 Creating true WMD using chemical and biological weapons is complex because “weaponizing” such devices is quite difficult. Consider that the anthrax attacks in the United States in the fall of 2001 which targeted a number of politicians and journalists caused considerable panic but only killed five people. The Federal Bureau of Investigation concluded that Bruce E. Ivins was the author of that attack. Before he committed suicide, Ivins was one of the leading biological weapons researchers in the United States. Even this skilled scientist only weaponized anthrax to the point that it killed a handful of people, albeit it is not clear whether his intent was to infect a large number of people or strictly target certain individuals.
 Bob Graham et al., World at Risk: The Report of the Commission on the Prevention of Weapons of Mass Destruction Proliferation and Terrorism (New York: Vintage Books, 2008).
 In 1984, for instance, in The Dalles, Oregon, followers of the Indian guru Bhagwan Shree Rajneesh tried to swing a local election by infecting salad bars throughout the town with salmonella. Hundreds succumbed to severe food poisoning, but no one died in the biological attack.
 Sara Daly, John Parachini and William Rosenau, Aum Shinrikyo, Al Qaeda, and the Kinshasa Reactor (Santa Monica, CA: RAND Corporation, 2005).
 David Kaplan and Andrew Marshall, The Cult at the End of the World: The Terrifying Story of the Aum Doomsday Cult, from the Subways of Tokyo to the Nuclear Arsenals of Russia (New York: Crown, 1996), pp. 33, 65, 157-167.
 “Combating Illicit Trafficking in Nuclear and Other Radioactive Material,” IAEA Nuclear Security Series No. 6, 2007, pp. 129-130.

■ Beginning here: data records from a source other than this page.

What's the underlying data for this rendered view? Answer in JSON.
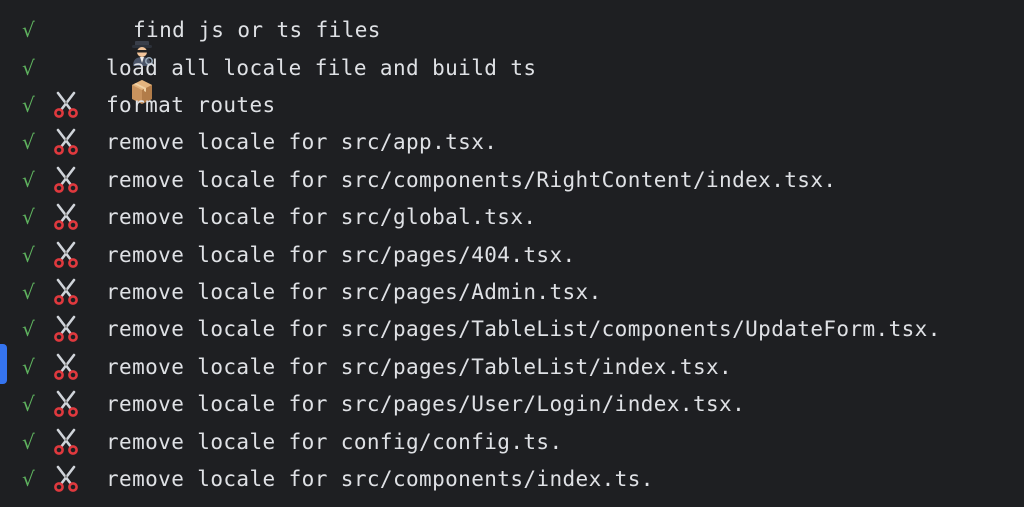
{
  "colors": {
    "background": "#1e1f22",
    "text": "#dfe1e5",
    "check": "#5fb35f",
    "scroll_marker": "#3574f0"
  },
  "lines": [
    {
      "status": "√",
      "icon": "detective-icon",
      "text": "find js or ts files"
    },
    {
      "status": "√",
      "icon": "package-icon",
      "text": "load all locale file and build ts"
    },
    {
      "status": "√",
      "icon": "scissors-icon",
      "text": "format routes"
    },
    {
      "status": "√",
      "icon": "scissors-icon",
      "text": "remove locale for src/app.tsx."
    },
    {
      "status": "√",
      "icon": "scissors-icon",
      "text": "remove locale for src/components/RightContent/index.tsx."
    },
    {
      "status": "√",
      "icon": "scissors-icon",
      "text": "remove locale for src/global.tsx."
    },
    {
      "status": "√",
      "icon": "scissors-icon",
      "text": "remove locale for src/pages/404.tsx."
    },
    {
      "status": "√",
      "icon": "scissors-icon",
      "text": "remove locale for src/pages/Admin.tsx."
    },
    {
      "status": "√",
      "icon": "scissors-icon",
      "text": "remove locale for src/pages/TableList/components/UpdateForm.tsx."
    },
    {
      "status": "√",
      "icon": "scissors-icon",
      "text": "remove locale for src/pages/TableList/index.tsx."
    },
    {
      "status": "√",
      "icon": "scissors-icon",
      "text": "remove locale for src/pages/User/Login/index.tsx."
    },
    {
      "status": "√",
      "icon": "scissors-icon",
      "text": "remove locale for config/config.ts."
    },
    {
      "status": "√",
      "icon": "scissors-icon",
      "text": "remove locale for src/components/index.ts."
    }
  ]
}
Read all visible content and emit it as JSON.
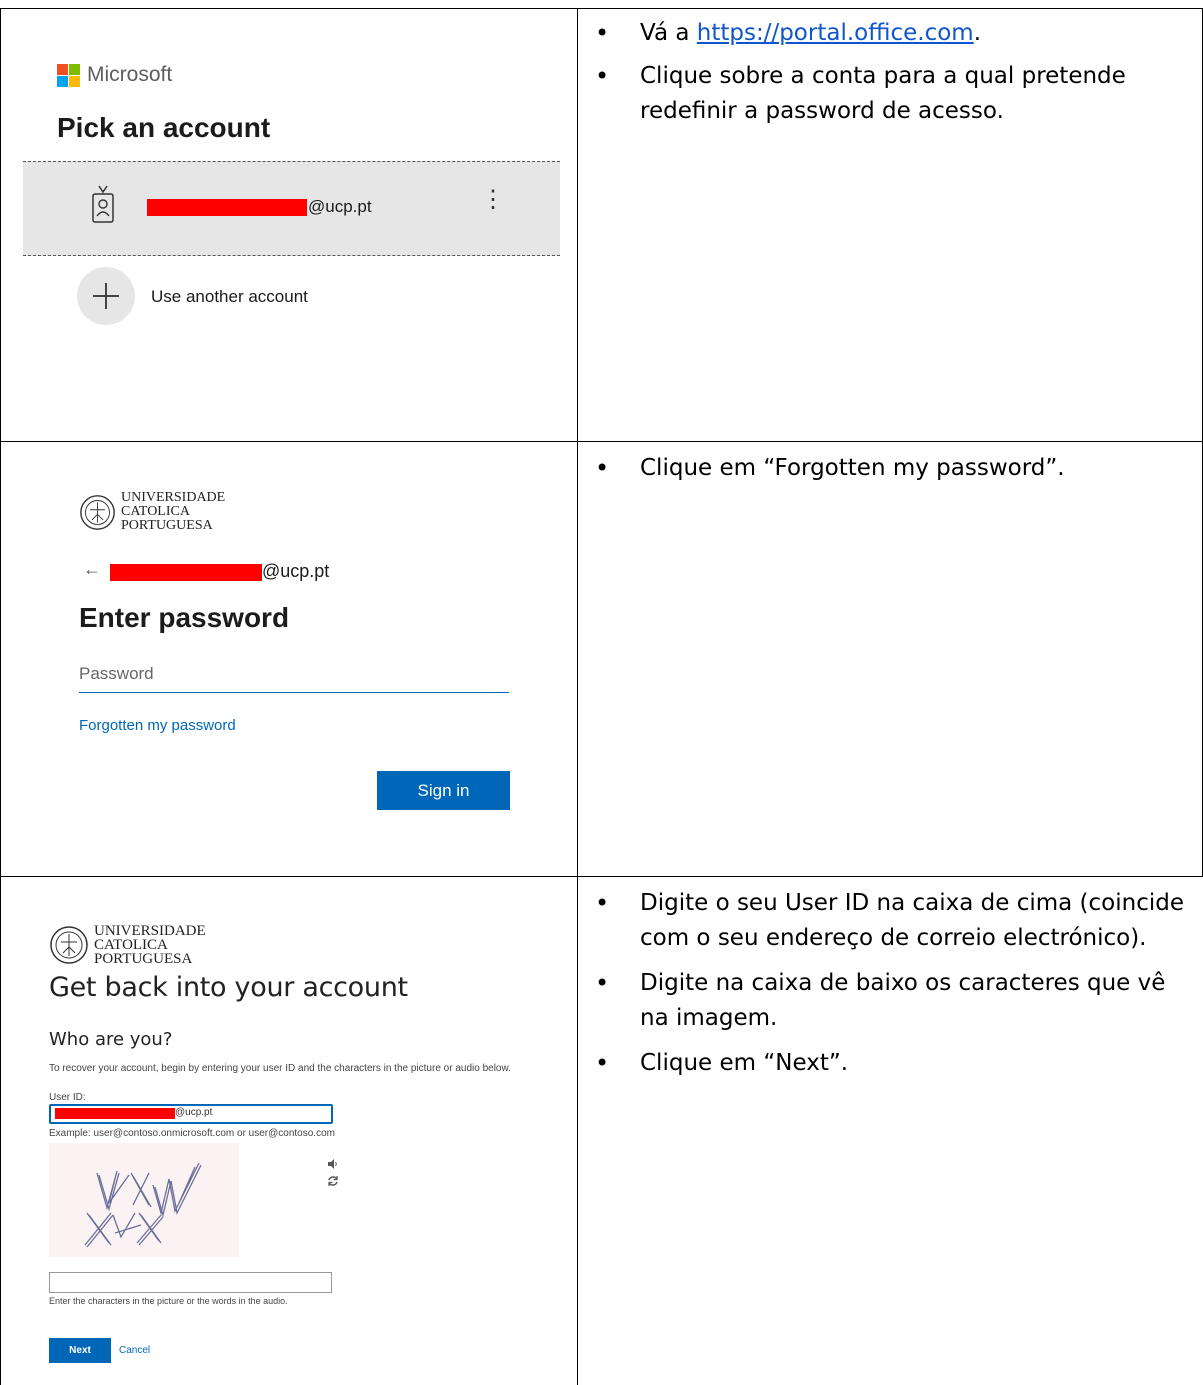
{
  "screenshot1": {
    "ms_brand": "Microsoft",
    "heading": "Pick an account",
    "account_email_suffix": "@ucp.pt",
    "kebab": "⋮",
    "use_another": "Use another account",
    "logo_colors": [
      "#f25022",
      "#7fba00",
      "#00a4ef",
      "#ffb900"
    ]
  },
  "instructions1": {
    "prefix": "Vá a ",
    "link": "https://portal.office.com",
    "suffix": ".",
    "item2": "Clique sobre a conta para a qual pretende redefinir a password de acesso."
  },
  "ucp_logo": {
    "line1": "UNIVERSIDADE",
    "line2": "CATOLICA",
    "line3": "PORTUGUESA"
  },
  "screenshot2": {
    "back_arrow": "←",
    "email_suffix": "@ucp.pt",
    "heading": "Enter password",
    "password_placeholder": "Password",
    "forgot_link": "Forgotten my password",
    "signin_label": "Sign in"
  },
  "instructions2": {
    "item1": "Clique em “Forgotten my password”."
  },
  "screenshot3": {
    "heading": "Get back into your account",
    "subheading": "Who are you?",
    "description": "To recover your account, begin by entering your user ID and the characters in the picture or audio below.",
    "user_id_label": "User ID:",
    "user_id_suffix": "@ucp.pt",
    "example": "Example: user@contoso.onmicrosoft.com or user@contoso.com",
    "captcha_hint": "Enter the characters in the picture or the words in the audio.",
    "next_label": "Next",
    "cancel_label": "Cancel"
  },
  "instructions3": {
    "item1": "Digite o seu User ID na caixa de cima (coincide com o seu endereço de correio electrónico).",
    "item2": "Digite na caixa de baixo os caracteres que vê na imagem.",
    "item3": "Clique em “Next”."
  },
  "colors": {
    "accent_blue": "#0067b8",
    "redaction": "#ff0000",
    "link_blue": "#1155cc"
  }
}
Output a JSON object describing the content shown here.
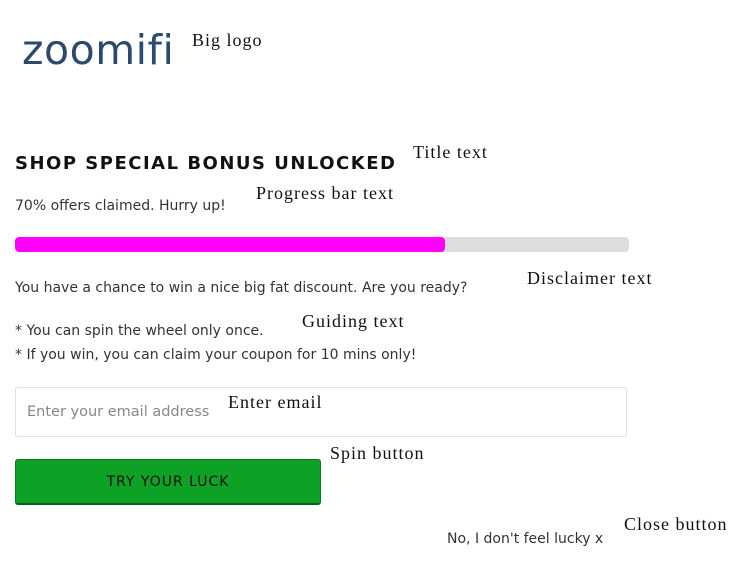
{
  "logo": {
    "text": "zoomifi",
    "color": "#2c4a6e"
  },
  "annotations": {
    "big_logo": "Big logo",
    "title_text": "Title text",
    "progress_bar_text": "Progress bar text",
    "disclaimer_text": "Disclaimer text",
    "guiding_text": "Guiding text",
    "enter_email": "Enter email",
    "spin_button": "Spin button",
    "close_button": "Close button"
  },
  "popup": {
    "title": "SHOP SPECIAL BONUS UNLOCKED",
    "progress_text": "70% offers claimed. Hurry up!",
    "progress": {
      "percent": 70,
      "fill_color": "#ff00ff",
      "track_color": "#dddddd"
    },
    "disclaimer": "You have a chance to win a nice big fat discount. Are you ready?",
    "guide_lines": [
      "* You can spin the wheel only once.",
      "* If you win, you can claim your coupon for 10 mins only!"
    ],
    "email_placeholder": "Enter your email address",
    "spin_button_label": "TRY YOUR LUCK",
    "spin_button_color": "#0da126",
    "close_label": "No, I don't feel lucky x"
  }
}
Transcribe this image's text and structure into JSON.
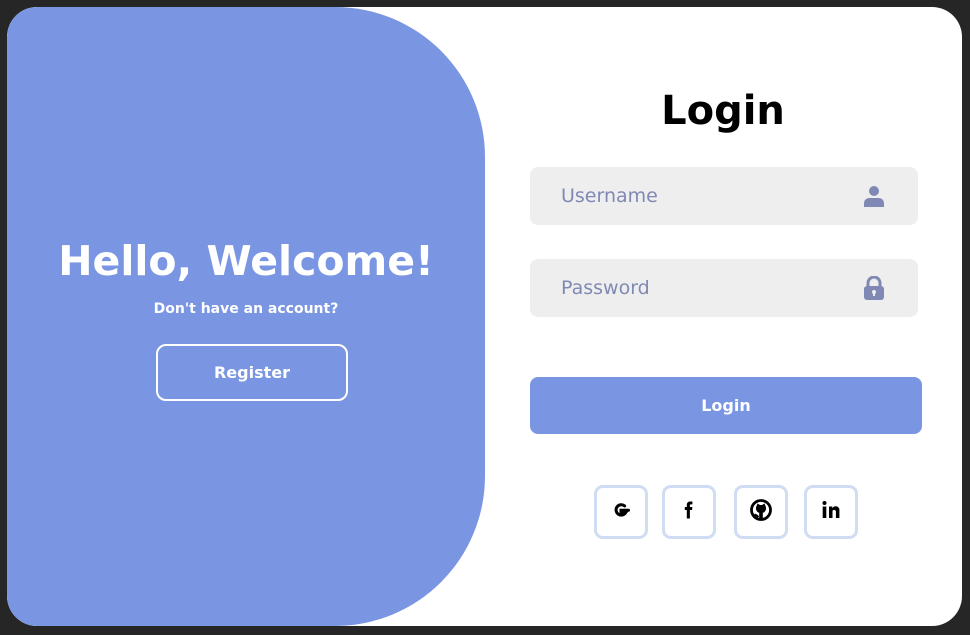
{
  "welcome": {
    "title": "Hello, Welcome!",
    "subtitle": "Don't have an account?",
    "register_label": "Register"
  },
  "login": {
    "title": "Login",
    "username_placeholder": "Username",
    "password_placeholder": "Password",
    "submit_label": "Login"
  },
  "social": [
    {
      "icon": "google-icon"
    },
    {
      "icon": "facebook-icon"
    },
    {
      "icon": "github-icon"
    },
    {
      "icon": "linkedin-icon"
    }
  ],
  "colors": {
    "accent": "#7a96e3",
    "input_bg": "#eeeeee",
    "placeholder": "#8089b4",
    "social_border": "#cfdcf2"
  }
}
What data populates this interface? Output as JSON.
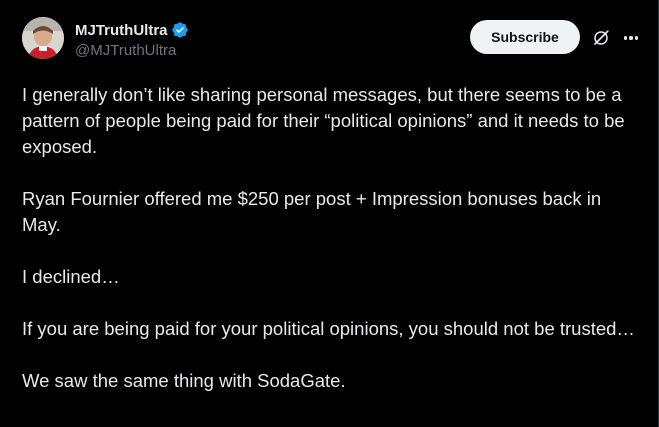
{
  "post": {
    "author": {
      "display_name": "MJTruthUltra",
      "handle": "@MJTruthUltra",
      "verified": true,
      "verified_icon": "verified-badge-icon"
    },
    "actions": {
      "subscribe_label": "Subscribe",
      "grok_icon": "grok-icon",
      "more_icon": "more-icon"
    },
    "paragraphs": [
      "I generally don’t like sharing personal messages, but there seems to be a pattern of people being paid for their “political opinions” and it needs to be exposed.",
      "Ryan Fournier offered me $250 per post + Impression bonuses back in May.",
      "I declined…",
      "If you are being paid for your political opinions, you should not be trusted…",
      "We saw the same thing with SodaGate."
    ]
  },
  "colors": {
    "background": "#000000",
    "text": "#e7e9ea",
    "secondary_text": "#71767b",
    "verified": "#1d9bf0",
    "button_bg": "#eff3f4",
    "button_text": "#0f1419"
  }
}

 Brian Michael Jenkins, Will Terrorists Go Nuclear? (Amherst, NY: Prometheus Books, 2008), p. 143.
 Daniel Chivers and Jonathan Snider, “International Nuclear Forensics Regime,” Security for a New Century Study Group Report, February 2, 2007.
 Thom Shanker and David Sanger, “Pakistan is Rapidly Adding Nuclear Arms, U.S. Says,” New York Times, May 17, 2009.
 “Proliferation: Threat and Response,” U.S. Department of Defense, January 2001, p. 27.
 “Nuclear Weapons Status 2005,” Carnegie Endowment for International Peace, available at www.carnegieendowment.org/images/npp/nuke.jpg.
 Paul Kerr and Mary Beth Nikitin, “Pakistan’s Nuclear Weapons: Proliferation and Security Issues,” Congressional Research Service, June 12, 2009.
 Ibid.; Peter Crail, “Pakistan Nuclear Stocks Safe, Officials Say,” Arms Control Today, June 2009.
 Michael Maples, “The Current and Future Worldwide Threats to the National Security of the United States,” U.S. Senate Armed Services Committee, March 10, 2009. One caveat: Shaun Gregory of the University of Bradford in The Terrorist Threat to Pakistan’s Nuclear Weapons in the CTC Sentinel of July 2009 pointed out that while these weapons are unassembled, “Pakistan’s usual separation of nuclear weapons components is compromised to a degree by the need to assemble weapons at certain points in the manufacture and refurbishment cycle at civilian sites, and by the requirement for co-location of the separate components at military sites so that they can be mated quickly if necessary in crises.”
 Abu Walid al-Masri, The History of the Arab Afghans from the Time of their Arrival in Afghanistan until their Departure with the Taliban, serialized in al-Sharq al-Awsat, December 8-14, 2004.